Conflations & ConJobs: 

Conflation & ConJobs is a moniker used by the disability rights group, Not Dead Yet, for the assisted suicide/euthanasia group, Compassion & Choices.  Compassion & Choices was formerly known as the Hemlock Society. 


Doublespeak means "saying one thing and meaning another, usually its opposite." An example would be the definition of "self-administer" in Washington state's assisted suicide/euthanasia act, which allows another person to administer a lethal dose to the patient. See e.g. Margaret Dore, "'Death with Dignity': What Do We Advise Our Clients?," Bar Bulletin, King County Bar Association, May 2009 (scroll down to the paragraph headed "Self-administer" ).  Another example would be the prohibition against euthanasia in the Washington act, which is defined away in the next sentence.  See here:  Scroll down to paragraph headed "Counter Arguments."

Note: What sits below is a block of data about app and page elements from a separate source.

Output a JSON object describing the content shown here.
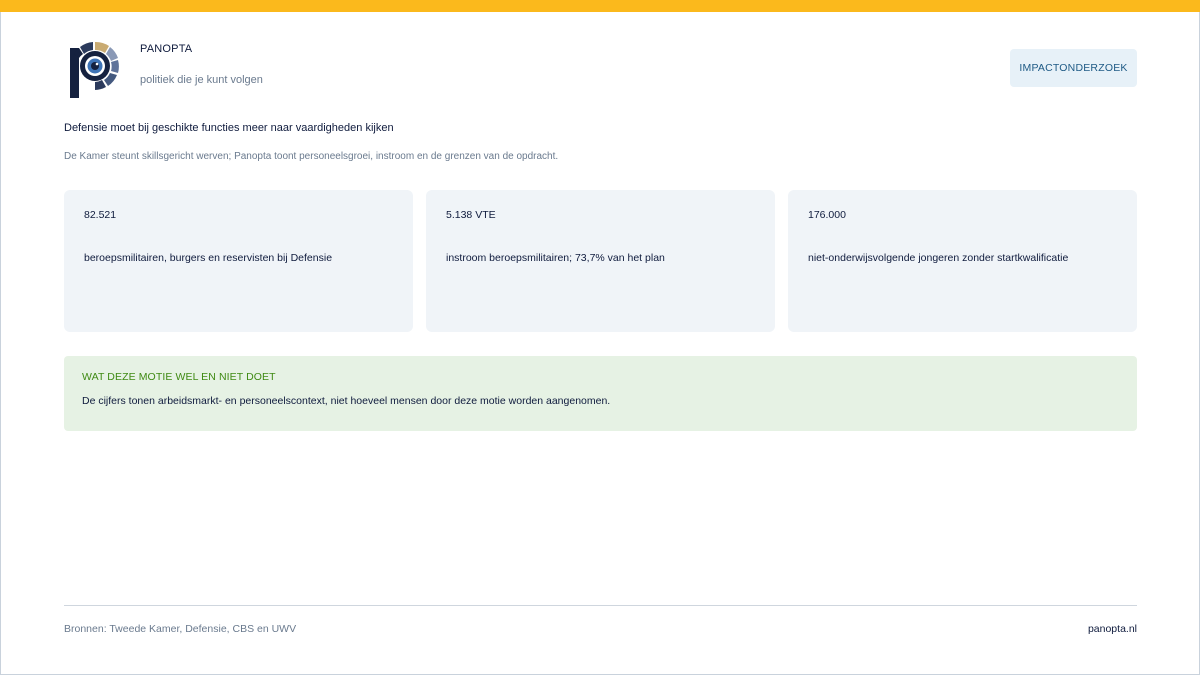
{
  "brand": {
    "name": "PANOPTA",
    "tagline": "politiek die je kunt volgen"
  },
  "header": {
    "cta_label": "IMPACTONDERZOEK"
  },
  "main": {
    "headline": "Defensie moet bij geschikte functies meer naar vaardigheden kijken",
    "subline": "De Kamer steunt skillsgericht werven; Panopta toont personeelsgroei, instroom en de grenzen van de opdracht.",
    "stats": [
      {
        "value": "82.521",
        "description": "beroepsmilitairen, burgers en reservisten bij Defensie"
      },
      {
        "value": "5.138 VTE",
        "description": "instroom beroepsmilitairen; 73,7% van het plan"
      },
      {
        "value": "176.000",
        "description": "niet-onderwijsvolgende jongeren zonder startkwalificatie"
      }
    ],
    "note": {
      "title": "WAT DEZE MOTIE WEL EN NIET DOET",
      "text": "De cijfers tonen arbeidsmarkt- en personeelscontext, niet hoeveel mensen door deze motie worden aangenomen."
    }
  },
  "footer": {
    "sources": "Bronnen: Tweede Kamer, Defensie, CBS en UWV",
    "site": "panopta.nl"
  },
  "colors": {
    "accent": "#fbb91c",
    "navy": "#0f1b3d",
    "note_green": "#3f8a13",
    "note_bg": "#e6f2e4",
    "card_bg": "#f0f4f8"
  }
}
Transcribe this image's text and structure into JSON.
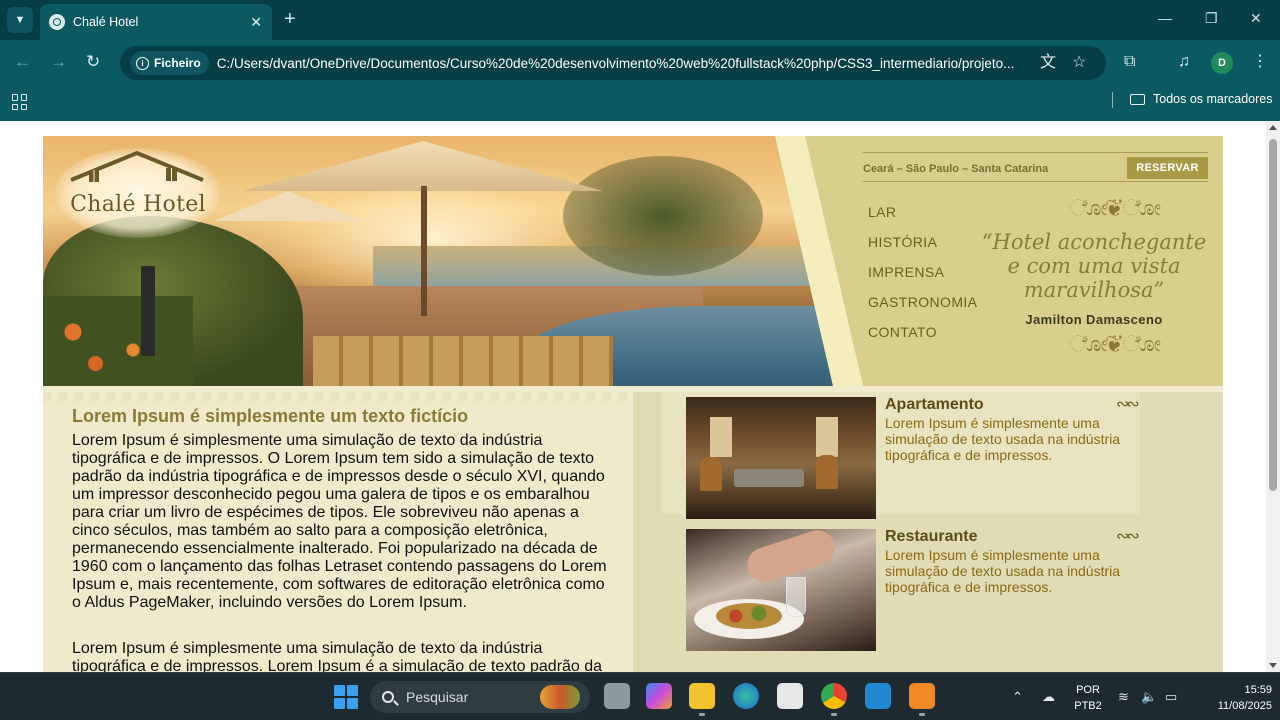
{
  "browser": {
    "tab_title": "Chalé Hotel",
    "site_info_label": "Ficheiro",
    "url": "C:/Users/dvant/OneDrive/Documentos/Curso%20de%20desenvolvimento%20web%20fullstack%20php/CSS3_intermediario/projeto...",
    "bookmarks_all": "Todos os marcadores",
    "profile_initial": "D",
    "accent_color": "#0b5a62"
  },
  "site": {
    "logo_text": "Chalé Hotel",
    "locations": "Ceará – São Paulo – Santa Catarina",
    "reserve_label": "RESERVAR",
    "nav": [
      "LAR",
      "HISTÓRIA",
      "IMPRENSA",
      "GASTRONOMIA",
      "CONTATO"
    ],
    "quote": "“Hotel aconchegante e com uma vista maravilhosa”",
    "quote_author": "Jamilton Damasceno",
    "article": {
      "title": "Lorem Ipsum é simplesmente um texto fictício",
      "paragraph1": "Lorem Ipsum é simplesmente uma simulação de texto da indústria tipográfica e de impressos. O Lorem Ipsum tem sido a simulação de texto padrão da indústria tipográfica e de impressos desde o século XVI, quando um impressor desconhecido pegou uma galera de tipos e os embaralhou para criar um livro de espécimes de tipos. Ele sobreviveu não apenas a cinco séculos, mas também ao salto para a composição eletrônica, permanecendo essencialmente inalterado. Foi popularizado na década de 1960 com o lançamento das folhas Letraset contendo passagens do Lorem Ipsum e, mais recentemente, com softwares de editoração eletrônica como o Aldus PageMaker, incluindo versões do Lorem Ipsum.",
      "paragraph2": "Lorem Ipsum é simplesmente uma simulação de texto da indústria tipográfica e de impressos. Lorem Ipsum é a simulação de texto padrão da"
    },
    "rooms": [
      {
        "title": "Apartamento",
        "description": "Lorem Ipsum é simplesmente uma simulação de texto usada na indústria tipográfica e de impressos."
      },
      {
        "title": "Restaurante",
        "description": "Lorem Ipsum é simplesmente uma simulação de texto usada na indústria tipográfica e de impressos."
      }
    ]
  },
  "taskbar": {
    "search_label": "Pesquisar",
    "language": "POR",
    "keyboard": "PTB2",
    "time": "15:59",
    "date": "11/08/2025"
  }
}
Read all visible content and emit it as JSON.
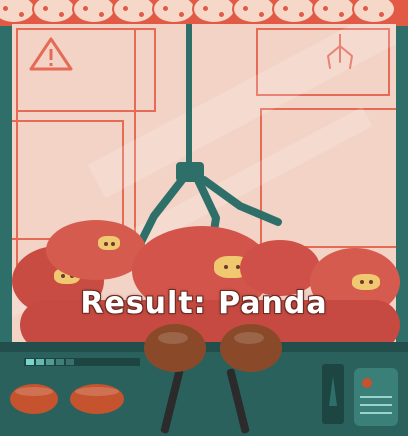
{
  "result": {
    "text": "Result: Panda"
  },
  "icons": {
    "warning": "warning-triangle-icon",
    "claw": "claw-icon"
  },
  "colors": {
    "cabinet": "#2f6f6a",
    "canopy": "#e25a45",
    "glass": "#f2d3c6",
    "prize": "#d4564c",
    "button": "#c4532e",
    "text": "#ffffff"
  }
}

The American Medical Association (AMA) states:  "Euthanasia is the administration of a lethal agent by another person to a patient . . ."   (AMA Code of Medical Ethics, Opinion 2.21).

Mercy Killing:

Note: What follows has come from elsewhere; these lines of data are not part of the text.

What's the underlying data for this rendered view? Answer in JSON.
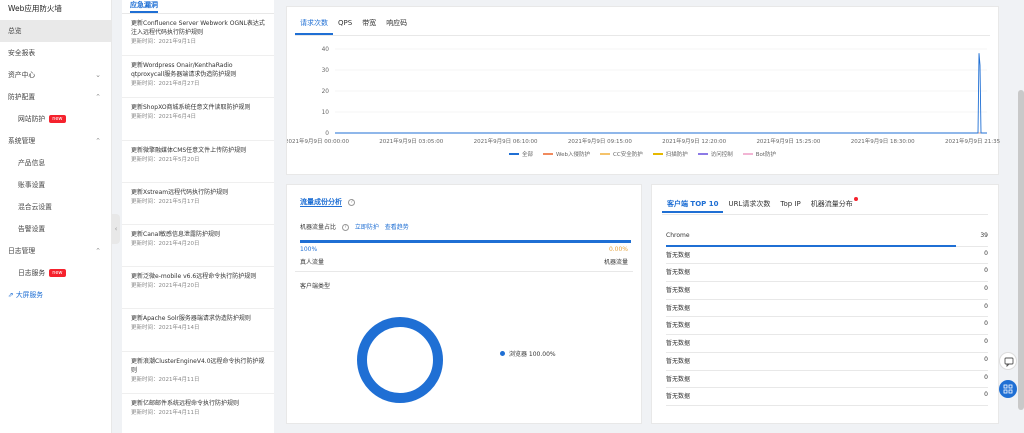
{
  "sidebar": {
    "brand": "Web应用防火墙",
    "items": [
      {
        "label": "总览",
        "active": true
      },
      {
        "label": "安全报表"
      },
      {
        "label": "资产中心",
        "chevron": "chevron-down"
      },
      {
        "label": "防护配置",
        "chevron": "chevron-up"
      },
      {
        "label": "网站防护",
        "sub": true,
        "badge": "new"
      },
      {
        "label": "系统管理",
        "chevron": "chevron-up"
      },
      {
        "label": "产品信息",
        "sub": true
      },
      {
        "label": "账事设置",
        "sub": true
      },
      {
        "label": "混合云设置",
        "sub": true
      },
      {
        "label": "告警设置",
        "sub": true
      },
      {
        "label": "日志管理",
        "chevron": "chevron-up"
      },
      {
        "label": "日志服务",
        "sub": true,
        "badge": "new"
      },
      {
        "label": "⇗ 大屏服务",
        "link": true
      }
    ]
  },
  "alerts": {
    "title": "应急漏洞",
    "items": [
      {
        "title": "更新Confluence Server Webwork OGNL表达式注入远程代码执行防护规则",
        "date": "更新时间：2021年9月1日"
      },
      {
        "title": "更新Wordpress Onair/KenthaRadio qtproxycall服务器端请求伪造防护规则",
        "date": "更新时间：2021年8月27日"
      },
      {
        "title": "更新ShopXO商城系统任意文件读取防护规则",
        "date": "更新时间：2021年6月4日"
      },
      {
        "title": "更新微擎融媒体CMS任意文件上传防护规则",
        "date": "更新时间：2021年5月20日"
      },
      {
        "title": "更新Xstream远程代码执行防护规则",
        "date": "更新时间：2021年5月17日"
      },
      {
        "title": "更新Canal敏感信息泄露防护规则",
        "date": "更新时间：2021年4月20日"
      },
      {
        "title": "更新泛微e-mobile v6.6远程命令执行防护规则",
        "date": "更新时间：2021年4月20日"
      },
      {
        "title": "更新Apache Solr服务器端请求伪造防护规则",
        "date": "更新时间：2021年4月14日"
      },
      {
        "title": "更新浪潮ClusterEngineV4.0远程命令执行防护规则",
        "date": "更新时间：2021年4月11日"
      },
      {
        "title": "更新亿邮邮件系统远程命令执行防护规则",
        "date": "更新时间：2021年4月11日"
      }
    ]
  },
  "top_panel": {
    "tabs": [
      "请求次数",
      "QPS",
      "带宽",
      "响应码"
    ],
    "active_tab": 0,
    "legend": [
      {
        "label": "全部",
        "color": "#1f6fd4"
      },
      {
        "label": "Web入侵防护",
        "color": "#f08a5d"
      },
      {
        "label": "CC安全防护",
        "color": "#f5c36b"
      },
      {
        "label": "扫描防护",
        "color": "#e6b800"
      },
      {
        "label": "访问控制",
        "color": "#8c7ae6"
      },
      {
        "label": "Bot防护",
        "color": "#f2b5d4"
      }
    ]
  },
  "chart_data": {
    "type": "line",
    "x": [
      "2021年9月9日 00:00:00",
      "2021年9月9日 03:05:00",
      "2021年9月9日 06:10:00",
      "2021年9月9日 09:15:00",
      "2021年9月9日 12:20:00",
      "2021年9月9日 15:25:00",
      "2021年9月9日 18:30:00",
      "2021年9月9日 21:35:00"
    ],
    "ylim": [
      0,
      40
    ],
    "yticks": [
      0,
      10,
      20,
      30,
      40
    ],
    "series": [
      {
        "name": "全部",
        "color": "#1f6fd4",
        "spike_at": "2021年9月9日 21:35:00",
        "peak": 38
      },
      {
        "name": "Web入侵防护",
        "color": "#f08a5d",
        "values": [
          0,
          0,
          0,
          0,
          0,
          0,
          0,
          0
        ]
      }
    ]
  },
  "flow": {
    "title": "流量成份分析",
    "bot_label": "机器流量占比",
    "link1": "立即防护",
    "link2": "查看趋势",
    "left_pct": "100%",
    "right_pct": "0.00%",
    "left_label": "真人流量",
    "right_label": "机器流量",
    "client_type": "客户端类型",
    "donut_label": "浏览器 100.00%",
    "human_share": 1.0
  },
  "top10": {
    "tabs": [
      "客户端 TOP 10",
      "URL请求次数",
      "Top IP",
      "机器流量分布"
    ],
    "rows": [
      {
        "name": "Chrome",
        "value": "39",
        "fill": 0.9
      },
      {
        "name": "暂无数据",
        "value": "0",
        "fill": 0
      },
      {
        "name": "暂无数据",
        "value": "0",
        "fill": 0
      },
      {
        "name": "暂无数据",
        "value": "0",
        "fill": 0
      },
      {
        "name": "暂无数据",
        "value": "0",
        "fill": 0
      },
      {
        "name": "暂无数据",
        "value": "0",
        "fill": 0
      },
      {
        "name": "暂无数据",
        "value": "0",
        "fill": 0
      },
      {
        "name": "暂无数据",
        "value": "0",
        "fill": 0
      },
      {
        "name": "暂无数据",
        "value": "0",
        "fill": 0
      },
      {
        "name": "暂无数据",
        "value": "0",
        "fill": 0
      }
    ]
  }
}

Mercy killing means euthanasia. See

Physician-assisted suicide

The American Medical Association (AMA) states: "Physician-assisted suicide occurs when a physician facilitates a patient’s death by providing the necessary means and/or information to enable the patient to perform the life-ending act." (AMA Code of Medical Ethics, Opinion 2.211). For example, a "physician provides sleeping pills and information about the lethal dose, while aware that the patient may commit suicide." Id.

Terminally Ill 

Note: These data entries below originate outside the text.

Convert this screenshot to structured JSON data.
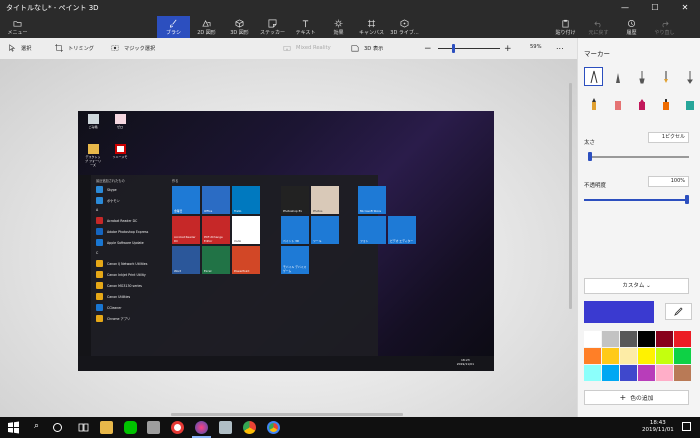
{
  "window": {
    "title": "タイトルなし* - ペイント 3D",
    "minimize": "—",
    "maximize": "☐",
    "close": "✕"
  },
  "toolbar": {
    "menu_label": "メニュー",
    "tools": [
      {
        "label": "ブラシ",
        "icon": "brush-icon",
        "active": true
      },
      {
        "label": "2D 図形",
        "icon": "2d-shapes-icon"
      },
      {
        "label": "3D 図形",
        "icon": "3d-shapes-icon"
      },
      {
        "label": "ステッカー",
        "icon": "stickers-icon"
      },
      {
        "label": "テキスト",
        "icon": "text-icon"
      },
      {
        "label": "効果",
        "icon": "effects-icon"
      },
      {
        "label": "キャンバス",
        "icon": "canvas-icon"
      },
      {
        "label": "3D ライブ...",
        "icon": "3d-library-icon"
      }
    ],
    "right_tools": [
      {
        "label": "貼り付け",
        "icon": "paste-icon"
      },
      {
        "label": "元に戻す",
        "icon": "undo-icon"
      },
      {
        "label": "履歴",
        "icon": "history-icon"
      },
      {
        "label": "やり直し",
        "icon": "redo-icon"
      }
    ]
  },
  "subbar": {
    "select": "選択",
    "crop": "トリミング",
    "magic_select": "マジック選択",
    "mixed_reality": "Mixed Reality",
    "view3d": "3D 表示",
    "zoom": "59%",
    "more": "..."
  },
  "screenshot": {
    "desktop_icons": [
      "ごみ箱",
      "ゼロ",
      "デスクトップ フォーリーズ",
      "ソニーメモ"
    ],
    "start_header": "最近追加されたもの",
    "start_apps": [
      "Skype",
      "ポケモン",
      "A",
      "Acrobat Reader DC",
      "Adobe Photoshop Express",
      "Apple Software Update",
      "C",
      "Canon IJ Network Utilities",
      "Canon Inkjet Print Utility",
      "Canon MG3130 series",
      "Canon Utilities",
      "CCleaner",
      "Chrome アプリ"
    ],
    "tiles_header": "作る",
    "tiles": [
      "金曜日",
      "Office",
      "Trello",
      "Acrobat Reader DC",
      "PDF-XChange Editor",
      "Xodo",
      "Word",
      "Excel",
      "PowerPoint",
      "Photoshop Ex",
      "Photos",
      "ペイント 3D",
      "ツール",
      "Microsoft Store",
      "フォト",
      "ビデオ エディター",
      "モバイル デバイス ゲーム"
    ],
    "clock": "18:23\n2019/11/01"
  },
  "panel": {
    "title": "マーカー",
    "thickness_label": "太さ",
    "thickness_value": "1ピクセル",
    "opacity_label": "不透明度",
    "opacity_value": "100%",
    "color_mode": "カスタム",
    "add_color": "色の追加",
    "main_color": "#3a3ad0",
    "palette": [
      "#ffffff",
      "#c3c3c3",
      "#585858",
      "#000000",
      "#88001b",
      "#ec1c24",
      "#ff7f27",
      "#ffca18",
      "#fdeca6",
      "#fff200",
      "#c4ff0e",
      "#0ed145",
      "#8cfffb",
      "#00a8f3",
      "#3f48cc",
      "#b83dba",
      "#ffaec8",
      "#b97a56"
    ]
  },
  "taskbar": {
    "search": "⌕",
    "clock_time": "18:43",
    "clock_date": "2019/11/01"
  }
}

"Terminal" does not necessarily mean dying. The Washington and Oregon death with dignity acts apply to people with a "terminal disease," which is defined in terms of a prediction of less than six months to live. These predictions can be wrong.  See e.g., Nina Shapiro, “Terminal Uncertainty: Washington’s new 'Death with Dignity' law allows doctors to help people commit suicide - once they’ve determined that the patient has only six months to live. But what if they’re wrong?," The Seattle Weekly, January 14, 2009.

In other states, suicide/euthanasia advocates have proposed expanded definitions of terminal, which, if enacted, would apply to people who are clearly not dying. (a healthy person in a wheelchair, a 20 year old dependent on insulin and/or a young man with stable HIV/AIDS with "decades" to live).   See here and here.  "Terminal" does not mean dying.